(Website and app data records)
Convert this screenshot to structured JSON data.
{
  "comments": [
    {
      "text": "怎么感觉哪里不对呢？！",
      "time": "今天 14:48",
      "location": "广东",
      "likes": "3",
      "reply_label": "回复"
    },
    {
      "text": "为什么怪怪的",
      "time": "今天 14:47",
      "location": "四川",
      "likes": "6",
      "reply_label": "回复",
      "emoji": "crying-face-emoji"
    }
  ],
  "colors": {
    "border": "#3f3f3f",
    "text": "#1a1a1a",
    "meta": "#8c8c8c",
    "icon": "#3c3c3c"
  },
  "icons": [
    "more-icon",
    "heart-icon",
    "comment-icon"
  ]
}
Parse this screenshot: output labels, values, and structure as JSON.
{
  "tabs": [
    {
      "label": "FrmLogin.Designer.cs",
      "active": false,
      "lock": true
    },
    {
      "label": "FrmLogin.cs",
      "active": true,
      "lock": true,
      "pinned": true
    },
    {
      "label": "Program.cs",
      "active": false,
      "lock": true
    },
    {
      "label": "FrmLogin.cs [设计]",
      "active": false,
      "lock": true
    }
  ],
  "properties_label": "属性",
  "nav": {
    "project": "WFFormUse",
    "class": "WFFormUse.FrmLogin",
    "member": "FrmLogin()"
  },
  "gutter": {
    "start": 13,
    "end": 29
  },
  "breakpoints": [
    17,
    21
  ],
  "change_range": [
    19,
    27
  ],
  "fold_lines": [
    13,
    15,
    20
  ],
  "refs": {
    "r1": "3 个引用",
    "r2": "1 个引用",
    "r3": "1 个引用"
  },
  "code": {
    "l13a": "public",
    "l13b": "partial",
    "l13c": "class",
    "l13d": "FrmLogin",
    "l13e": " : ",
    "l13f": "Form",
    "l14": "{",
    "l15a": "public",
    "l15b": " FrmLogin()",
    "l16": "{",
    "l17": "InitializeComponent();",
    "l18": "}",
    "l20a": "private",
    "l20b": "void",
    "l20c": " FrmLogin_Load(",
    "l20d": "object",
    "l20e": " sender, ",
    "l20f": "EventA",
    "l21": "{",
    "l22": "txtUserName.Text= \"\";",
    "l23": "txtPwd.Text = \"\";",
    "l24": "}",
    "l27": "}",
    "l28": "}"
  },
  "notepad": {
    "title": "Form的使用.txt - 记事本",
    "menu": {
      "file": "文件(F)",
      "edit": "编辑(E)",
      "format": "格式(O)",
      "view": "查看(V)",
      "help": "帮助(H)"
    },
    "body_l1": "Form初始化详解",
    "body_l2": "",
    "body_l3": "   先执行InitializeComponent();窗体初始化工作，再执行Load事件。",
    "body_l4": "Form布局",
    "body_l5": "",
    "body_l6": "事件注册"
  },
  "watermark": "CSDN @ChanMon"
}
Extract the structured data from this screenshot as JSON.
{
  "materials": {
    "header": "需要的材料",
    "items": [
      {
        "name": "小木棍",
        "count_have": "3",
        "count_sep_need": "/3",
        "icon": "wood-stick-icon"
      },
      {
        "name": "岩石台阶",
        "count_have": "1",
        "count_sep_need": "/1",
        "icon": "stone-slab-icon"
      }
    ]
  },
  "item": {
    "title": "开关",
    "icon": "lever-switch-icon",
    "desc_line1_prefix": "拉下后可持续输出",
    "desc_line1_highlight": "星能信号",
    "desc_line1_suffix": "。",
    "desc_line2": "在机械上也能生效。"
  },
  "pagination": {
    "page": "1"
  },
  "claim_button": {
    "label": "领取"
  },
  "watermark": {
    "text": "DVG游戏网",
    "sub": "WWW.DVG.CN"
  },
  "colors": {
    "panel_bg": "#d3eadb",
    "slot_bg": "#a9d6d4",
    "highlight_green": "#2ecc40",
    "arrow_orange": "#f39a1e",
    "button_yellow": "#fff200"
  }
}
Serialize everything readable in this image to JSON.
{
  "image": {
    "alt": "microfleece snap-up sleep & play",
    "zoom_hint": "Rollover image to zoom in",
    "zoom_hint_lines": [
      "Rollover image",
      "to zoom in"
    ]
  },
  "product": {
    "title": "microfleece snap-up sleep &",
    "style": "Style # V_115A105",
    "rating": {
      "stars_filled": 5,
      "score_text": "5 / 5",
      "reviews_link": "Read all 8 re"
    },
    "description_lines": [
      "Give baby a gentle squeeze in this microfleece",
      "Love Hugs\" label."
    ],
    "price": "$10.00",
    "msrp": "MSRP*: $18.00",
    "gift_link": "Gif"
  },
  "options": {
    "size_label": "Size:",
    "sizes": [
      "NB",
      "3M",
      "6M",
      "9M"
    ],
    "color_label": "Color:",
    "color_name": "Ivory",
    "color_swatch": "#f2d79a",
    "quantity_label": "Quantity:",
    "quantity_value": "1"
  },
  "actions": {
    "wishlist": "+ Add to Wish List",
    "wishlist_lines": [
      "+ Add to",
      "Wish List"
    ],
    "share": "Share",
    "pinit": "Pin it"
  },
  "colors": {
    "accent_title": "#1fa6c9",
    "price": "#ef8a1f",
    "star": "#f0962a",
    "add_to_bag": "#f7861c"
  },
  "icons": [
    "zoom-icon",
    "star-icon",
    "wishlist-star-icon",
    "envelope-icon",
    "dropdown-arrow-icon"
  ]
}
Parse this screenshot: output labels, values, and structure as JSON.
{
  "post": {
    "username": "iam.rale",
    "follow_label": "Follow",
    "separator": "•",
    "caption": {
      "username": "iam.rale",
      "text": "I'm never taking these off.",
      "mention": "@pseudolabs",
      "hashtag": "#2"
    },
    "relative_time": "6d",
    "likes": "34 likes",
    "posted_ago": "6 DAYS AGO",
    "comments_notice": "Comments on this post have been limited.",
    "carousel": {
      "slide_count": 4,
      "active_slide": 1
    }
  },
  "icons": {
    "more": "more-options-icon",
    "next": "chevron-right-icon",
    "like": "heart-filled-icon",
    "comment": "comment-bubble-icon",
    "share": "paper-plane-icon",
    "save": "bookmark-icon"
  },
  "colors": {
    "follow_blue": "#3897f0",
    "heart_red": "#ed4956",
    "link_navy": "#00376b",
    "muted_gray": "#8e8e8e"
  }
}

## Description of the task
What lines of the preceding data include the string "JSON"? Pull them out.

## Solution to the problem
Convert this screenshot to structured JSON data.
Parse this screenshot: output labels, values, and structure as JSON.
Extract the structured data from this screenshot as JSON.
Serialize everything readable in this image to JSON.
Parse this screenshot: output labels, values, and structure as JSON.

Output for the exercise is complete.